Using Webinars for Content Marketing
Webinars are a great opportunity attract an audience by providing useful information while also establishing your credibility and thought leadership. Here are some rules for making your webinar content marketing successful for you and your audience.
If you’ve read any of my articles here on Target Marketing or over on my own blog at Andigo, you know I sound like a broken record preaching about the bedrock of your marketing being great information. Webinar content marketing is no different. You can’t sell. At least, not within content that is aimed at an audience that doesn’t yet know you. (You have more leeway — and you actually should be pointing out the benefits of your own process and your services — in content aimed at mid-funnel prospects.) So make sure your content is of value to your audience and is presented in more of a journalistic mode than marketing mode.
An hour is the most common length, with a few minutes allotted at the beginning for late arrivals and “housekeeping items” — boy, do I dislike that phrase — and 15 minutes at the end for Q&A, leaving perhaps 40 minutes for the actual presentation.
This works well for many topics, but I would also urge you to consider a shorter format. There are very few things you can cover in complete detail in 40 minutes, so you'll already be condensing. And an hour is a sizable chunk of your audience’s day. Since our content marketing goal with a webinar is to entice our audience into further action, there’s no reason to worry about being fully comprehensive. To succeed as content marketing, our webinar needs to encourage further action. More on that below.
Just because your webinar is the most important part of your day doesn’t mean it’s going to be the most important part of your audience’s day. So while you may think that scheduling later in the day will decrease attendance because, well, things come up during the day, you'll likely find that even with that loss of registered attendees to life’s realities, sign-ups will be higher for afternoon sessions because many of us prioritize mornings for our most pressing work. As with just about everything marketing-related, your mileage may vary, so it really pays to test and to create your own benchmarks.
Getting the most marketing bang out of your webinar means getting the word out, and you'll need to kick your broader marketing machine into high gear. Don’t be shy about promoting your webinar, even if the initial response is positive. Webinars being used as content marketing, since they're generally free, are an easy yes to get from your audience, but it's also easy to get a lot of no-shows.
You may want to team up with another expert so that you get a multiplier effect — she brings her network, you bring yours, and you both are introduced to new people.
Don't forget to reach out to influencers in related markets. These won’t be competitors, but colleagues whose audience and clients overlap with yours.
Making It Work as Marketing
You can’t sell if you want your webinar to be effective. I said that just a few paragraphs ago and I’m repeating it because it’s that important. However, you won't be successful if you go into your webinar with a publishing mindset. That is, you need to present great information for your audience, but need to do so in a way that furthers your marketing goals.

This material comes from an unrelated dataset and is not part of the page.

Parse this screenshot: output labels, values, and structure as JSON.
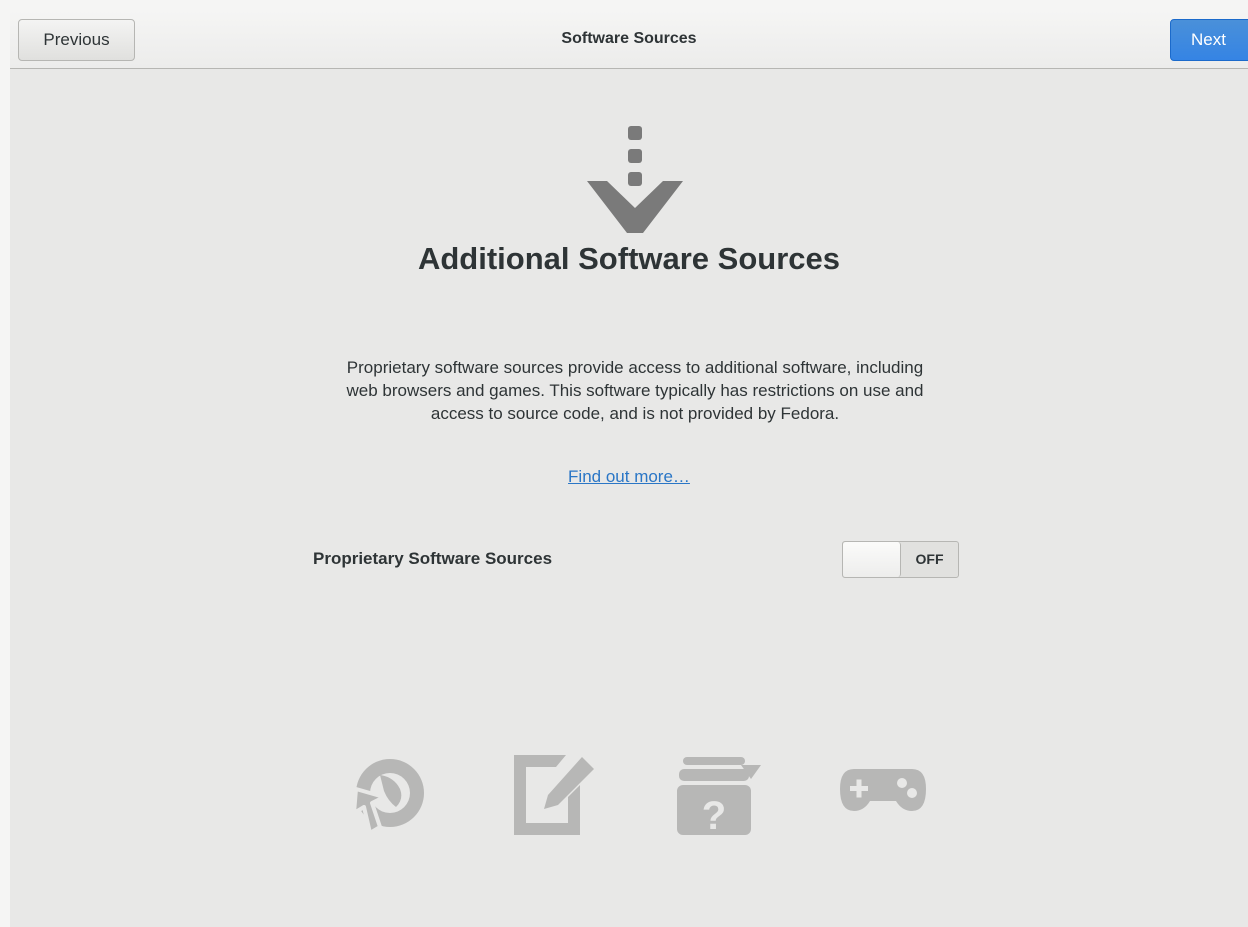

So be sure to have your goals in mind before you start and be sure to build the tools you need into your webinar. It's not realistic for you to expect your webinar to result in a fluyrry of RFPs or signed blank checks. (If only ...) But you should expect to create the opportunity to create or strengthen an relationship as a prospect proceeds through their buying journey.
That means having content marketing machine in place with second- and third-level content appropriate for prospects who are moving through the funnel and gaining understanding. Your levels might look like this:
- The free webinar
- A free piece of additional content that requires them to visit your website
- Yet another piece of content marketing that requires an email subscription
From there you can continue to nurture the relationship until the prospect’s timing is right and you have the opportunity to make your pitch.
You won’t win all of those sales opportunities, but webinar content marketing gives you more of those opportunities to aim at, which will go a long way to keeping your funnel full and your bottom line healthy.
Looking for benchmarks for any of these ideas on timing, length, and promotional cadence? Check out the 2017 ON24 Webinar Benchmarks Report.
Since 1996, Andrew Schulkind has asked clients one simple question: what does digital marketing success look like, and how can marketing progress be measured?
A veteran content marketer, web developer, and digital strategist, Andrew founded Andigo New Media to help firms encourage audience engagement through solid information architecture, a great user experience, and compelling content. A dash of common sense doesn’t hurt, either.
His work touches social media, search-engine optimization, and email marketing, among other components, and he has presented at Social Media Week NY and WordCampNYC, among other events. His writing appears in various online and print publications.
Andrew graduated with a B.A. in Philosophy from Bucknell University. He engages in a range of community volunteer work and is an avid fly fisherman and cyclist. He also loves collecting meaningless trivia. (Did you know the Lone Ranger made his mask from the cloth of his brother's vest after his brother was killed by "the bad guys?")